* **Exercise material**:
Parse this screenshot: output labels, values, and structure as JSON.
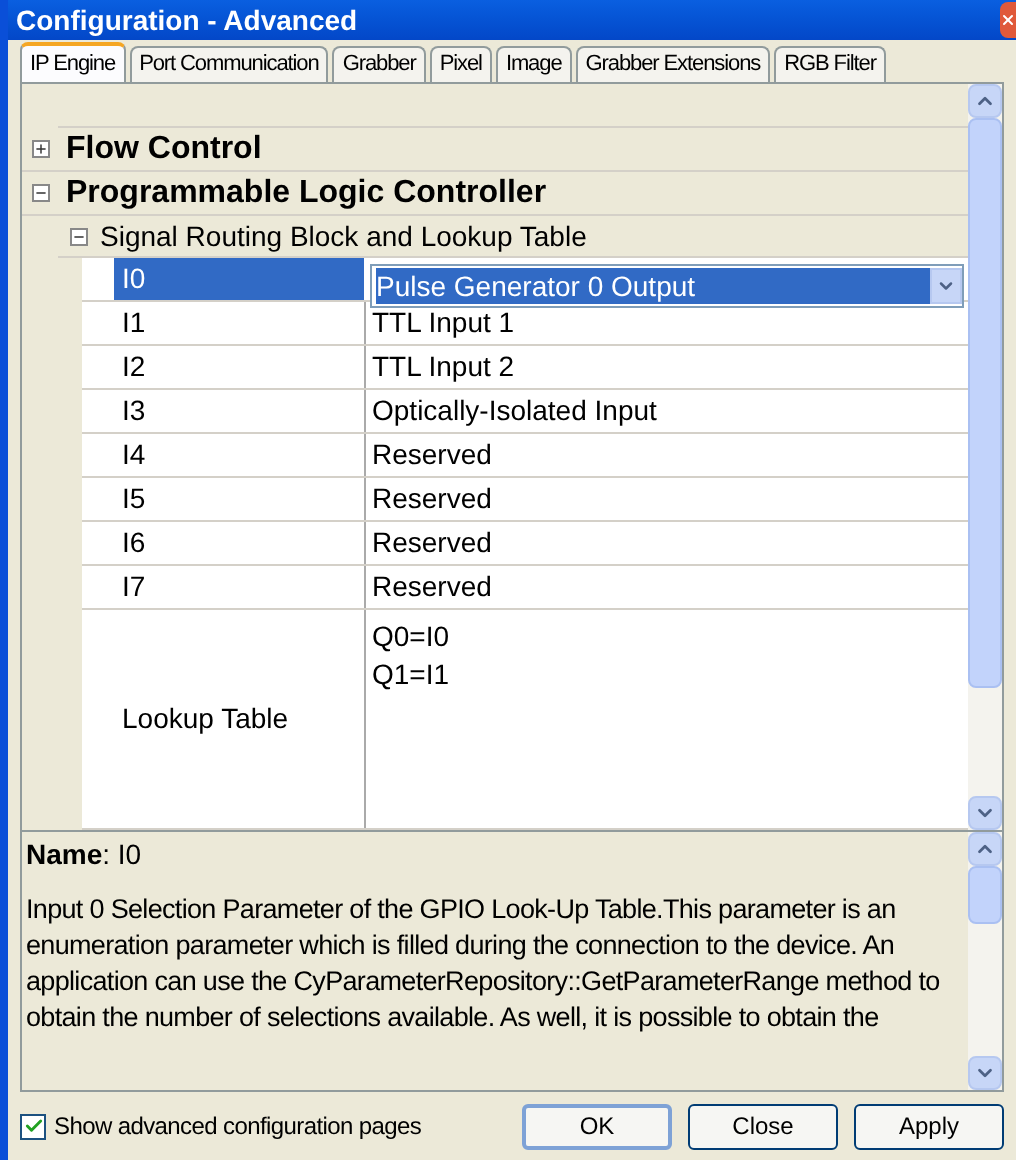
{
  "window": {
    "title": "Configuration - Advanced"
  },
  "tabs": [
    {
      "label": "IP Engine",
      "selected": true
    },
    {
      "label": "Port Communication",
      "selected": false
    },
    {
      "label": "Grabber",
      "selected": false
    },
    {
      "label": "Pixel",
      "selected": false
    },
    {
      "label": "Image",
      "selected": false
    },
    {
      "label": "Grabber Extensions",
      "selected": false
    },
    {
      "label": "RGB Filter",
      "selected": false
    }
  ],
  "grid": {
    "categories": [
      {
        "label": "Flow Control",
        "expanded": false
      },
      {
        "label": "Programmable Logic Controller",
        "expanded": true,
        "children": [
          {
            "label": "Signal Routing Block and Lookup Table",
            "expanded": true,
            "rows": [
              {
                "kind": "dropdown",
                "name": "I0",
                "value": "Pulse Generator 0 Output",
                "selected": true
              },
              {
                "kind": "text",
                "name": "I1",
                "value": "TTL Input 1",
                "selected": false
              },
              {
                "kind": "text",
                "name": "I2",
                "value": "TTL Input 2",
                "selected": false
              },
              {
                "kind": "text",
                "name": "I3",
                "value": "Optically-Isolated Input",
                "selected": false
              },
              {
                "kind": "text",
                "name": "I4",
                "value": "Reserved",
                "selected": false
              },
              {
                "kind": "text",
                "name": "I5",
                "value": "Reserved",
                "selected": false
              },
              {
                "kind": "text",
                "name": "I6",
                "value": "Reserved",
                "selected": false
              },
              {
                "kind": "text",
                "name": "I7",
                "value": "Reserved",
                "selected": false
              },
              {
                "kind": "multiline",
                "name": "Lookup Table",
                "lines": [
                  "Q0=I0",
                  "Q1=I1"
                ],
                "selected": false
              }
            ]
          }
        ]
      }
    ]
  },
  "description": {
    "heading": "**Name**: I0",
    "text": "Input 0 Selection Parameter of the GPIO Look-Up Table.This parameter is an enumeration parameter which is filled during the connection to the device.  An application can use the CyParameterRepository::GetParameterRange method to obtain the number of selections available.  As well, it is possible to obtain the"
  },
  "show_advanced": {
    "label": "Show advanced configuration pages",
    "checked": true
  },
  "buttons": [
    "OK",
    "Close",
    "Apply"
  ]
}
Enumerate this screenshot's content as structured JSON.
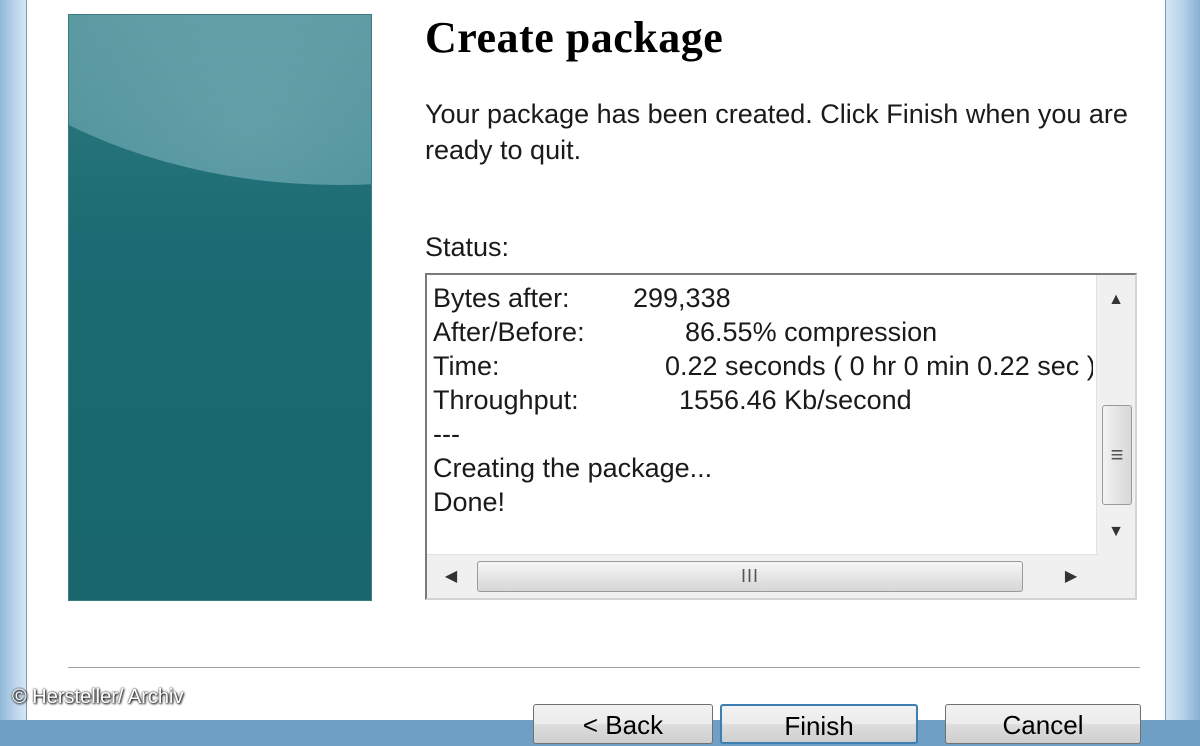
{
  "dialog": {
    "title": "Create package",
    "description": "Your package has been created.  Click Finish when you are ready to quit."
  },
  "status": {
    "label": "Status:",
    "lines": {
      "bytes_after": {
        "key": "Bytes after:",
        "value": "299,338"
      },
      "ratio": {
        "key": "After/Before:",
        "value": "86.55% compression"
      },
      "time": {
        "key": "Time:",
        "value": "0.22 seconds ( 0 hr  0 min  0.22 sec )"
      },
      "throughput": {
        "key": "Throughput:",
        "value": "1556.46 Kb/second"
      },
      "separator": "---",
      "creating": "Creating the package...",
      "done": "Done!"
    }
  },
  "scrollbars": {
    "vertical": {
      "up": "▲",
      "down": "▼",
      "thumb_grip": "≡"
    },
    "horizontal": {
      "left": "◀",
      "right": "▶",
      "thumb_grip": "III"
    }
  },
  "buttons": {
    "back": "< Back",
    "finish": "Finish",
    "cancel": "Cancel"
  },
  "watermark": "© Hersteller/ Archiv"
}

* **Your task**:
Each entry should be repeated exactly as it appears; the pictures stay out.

* **Output for this exercise**:
Parse this screenshot: output labels, values, and structure as JSON.
{
  "window": {
    "title": "Configuration - Advanced"
  },
  "tabs": [
    {
      "label": "IP Engine",
      "selected": true
    },
    {
      "label": "Port Communication",
      "selected": false
    },
    {
      "label": "Grabber",
      "selected": false
    },
    {
      "label": "Pixel",
      "selected": false
    },
    {
      "label": "Image",
      "selected": false
    },
    {
      "label": "Grabber Extensions",
      "selected": false
    },
    {
      "label": "RGB Filter",
      "selected": false
    }
  ],
  "grid": {
    "categories": [
      {
        "label": "Flow Control",
        "expanded": false
      },
      {
        "label": "Programmable Logic Controller",
        "expanded": true,
        "children": [
          {
            "label": "Signal Routing Block and Lookup Table",
            "expanded": true,
            "rows": [
              {
                "kind": "dropdown",
                "name": "I0",
                "value": "Pulse Generator 0 Output",
                "selected": true
              },
              {
                "kind": "text",
                "name": "I1",
                "value": "TTL Input 1",
                "selected": false
              },
              {
                "kind": "text",
                "name": "I2",
                "value": "TTL Input 2",
                "selected": false
              },
              {
                "kind": "text",
                "name": "I3",
                "value": "Optically-Isolated Input",
                "selected": false
              },
              {
                "kind": "text",
                "name": "I4",
                "value": "Reserved",
                "selected": false
              },
              {
                "kind": "text",
                "name": "I5",
                "value": "Reserved",
                "selected": false
              },
              {
                "kind": "text",
                "name": "I6",
                "value": "Reserved",
                "selected": false
              },
              {
                "kind": "text",
                "name": "I7",
                "value": "Reserved",
                "selected": false
              },
              {
                "kind": "multiline",
                "name": "Lookup Table",
                "lines": [
                  "Q0=I0",
                  "Q1=I1"
                ],
                "selected": false
              }
            ]
          }
        ]
      }
    ]
  },
  "description": {
    "heading": "**Name**: I0",
    "text": "Input 0 Selection Parameter of the GPIO Look-Up Table.This parameter is an enumeration parameter which is filled during the connection to the device.  An application can use the CyParameterRepository::GetParameterRange method to obtain the number of selections available.  As well, it is possible to obtain the"
  },
  "show_advanced": {
    "label": "Show advanced configuration pages",
    "checked": true
  },
  "buttons": [
    "OK",
    "Close",
    "Apply"
  ]
}
Enumerate this screenshot's content as structured JSON.
{
  "dialog": {
    "title": "Create package",
    "description": "Your package has been created.  Click Finish when you are ready to quit."
  },
  "status": {
    "label": "Status:",
    "lines": {
      "bytes_after": {
        "key": "Bytes after:",
        "value": "299,338"
      },
      "ratio": {
        "key": "After/Before:",
        "value": "86.55% compression"
      },
      "time": {
        "key": "Time:",
        "value": "0.22 seconds ( 0 hr  0 min  0.22 sec )"
      },
      "throughput": {
        "key": "Throughput:",
        "value": "1556.46 Kb/second"
      },
      "separator": "---",
      "creating": "Creating the package...",
      "done": "Done!"
    }
  },
  "scrollbars": {
    "vertical": {
      "up": "▲",
      "down": "▼",
      "thumb_grip": "≡"
    },
    "horizontal": {
      "left": "◀",
      "right": "▶",
      "thumb_grip": "III"
    }
  },
  "buttons": {
    "back": "< Back",
    "finish": "Finish",
    "cancel": "Cancel"
  },
  "watermark": "© Hersteller/ Archiv"
}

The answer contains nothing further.